We're nearly there.

The SNP Depute Leader contest is in its final phase. The last hustings debate is in Inverness tonight and most members have already voted. So this week, I want to reflect on what the job might mean.

The SNP rulebook makes little mention of the post. It is defined as responsible for just two things: deputising for the leader (OK that’s quite a big one) and preparing the manifesto. In explaining the importance of the position in the ballot information to members, HQ also grafted on the task of convening National Assembly, a function exercised by previous incumbents in days of yore.

Let’s examine these jobs in reverse order. There is no better illustration of why the SNP’s rulebook needs updated than the National Assembly. This is an aggregate meeting to which every party member is entitled to turn up and has been convened with mixed results over the years. Folks tell me it was at its best when focused on a single issue and helped clarify competing positions.

The point is every member is entitled to attend. Now, most never will. Never did. But how many might. Let’s assume five per cent tops. When the SNP had fewer than 20,000 members it was possible to contemplate a big meeting to which 1,000 might come. Ambitious, but possible.

We now have 124,000 members. Anyone seriously think it’s possible to get 6,000 people together for anything other than a rally? A National Assembly to which every member is invited is just not possible unless you either (a) restrict places and say first come, first served or (b) select which members are invited. Either of those approaches is likely to upset and alienate the majority of the members who don’t get to come. So, I confidently predict, whoever is elected Deputy will not be convening National Assembly.

If they are smart they might well aim to change National Assembly into something more fit for purpose. Say a series of regional assemblies all members could attend in their own area, or a new national policy body made up of elected representatives.

What about preparing the manifesto? The local elections next year will be fought on a series of 32 local manifestos and whilst I think we ought to have a series of national campaign themes and activities, you would be hard pressed to call this a manifesto. If we had regional assemblies discussing policy they would enable members to be heard locally. But with the next national manifesto not due until 2020, it’s unlikely that anyone who gets this job will be overtaxed on that front for the time being.

And then of course there’s deputising for the leader. Now, I’m confident that whoever wins this election will prove a loyal and able deputy to Nicola but let’s not overstate what is involved here. The SNP is lucky to have the most effective and energetic political leader in the British Isles. Nicola is unlikely to require anyone to step in for her very much. And in truth, the largest part of Nicola’s workload relates to her job as First Minister, rather than party leader – and we already have in place a remarkably good deputy FM in John Swinney.

All of this is why I’ve argued throughout this campaign that the job needs redefining – and in fairness, each of the candidates has aimed to do just that.

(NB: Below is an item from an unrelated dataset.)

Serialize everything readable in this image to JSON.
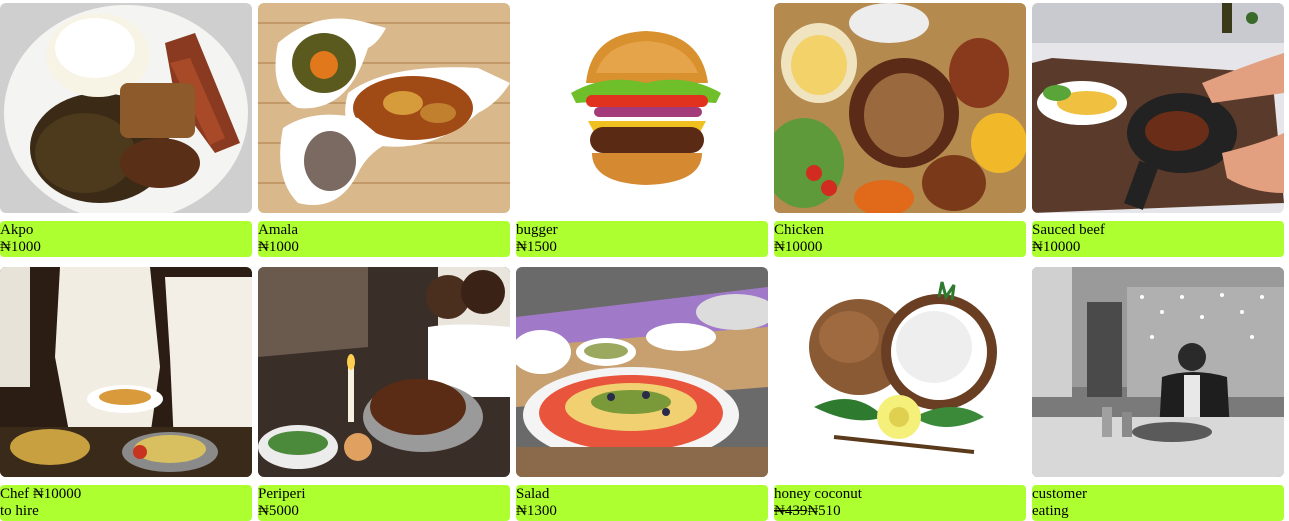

It is important to remember that unlike some other positions in the SNP this one is not appointed by the leader. Neither is it selected by members of (either) parliament. It is a decision for each and every member and we all need to reflect not just on who we want for the job but what job we want done.

For me, this is not just a title, but a job of work. Experience of life outside politics tells me that big organisations work best with a leader who faces outwards and acts as the public face speaking to the country, and a deputy who looks inward, checking that the organisation is working as well as it should.

So, if elected, I would aim to cut back on other commitments, prioritising my legal duties to my constituents, but freeing up time every week to help develop our party. Spending time with senior staff, but most of all getting round the country talking to branches and volunteers.

Anyone taking on this role on top of another leading position is unlikely to be able to do both jobs justice. That’s why I believe SNP members’ real choice this month is whether to expand or stretch our existing leadership team.

This column was written for The National - 1st October 2016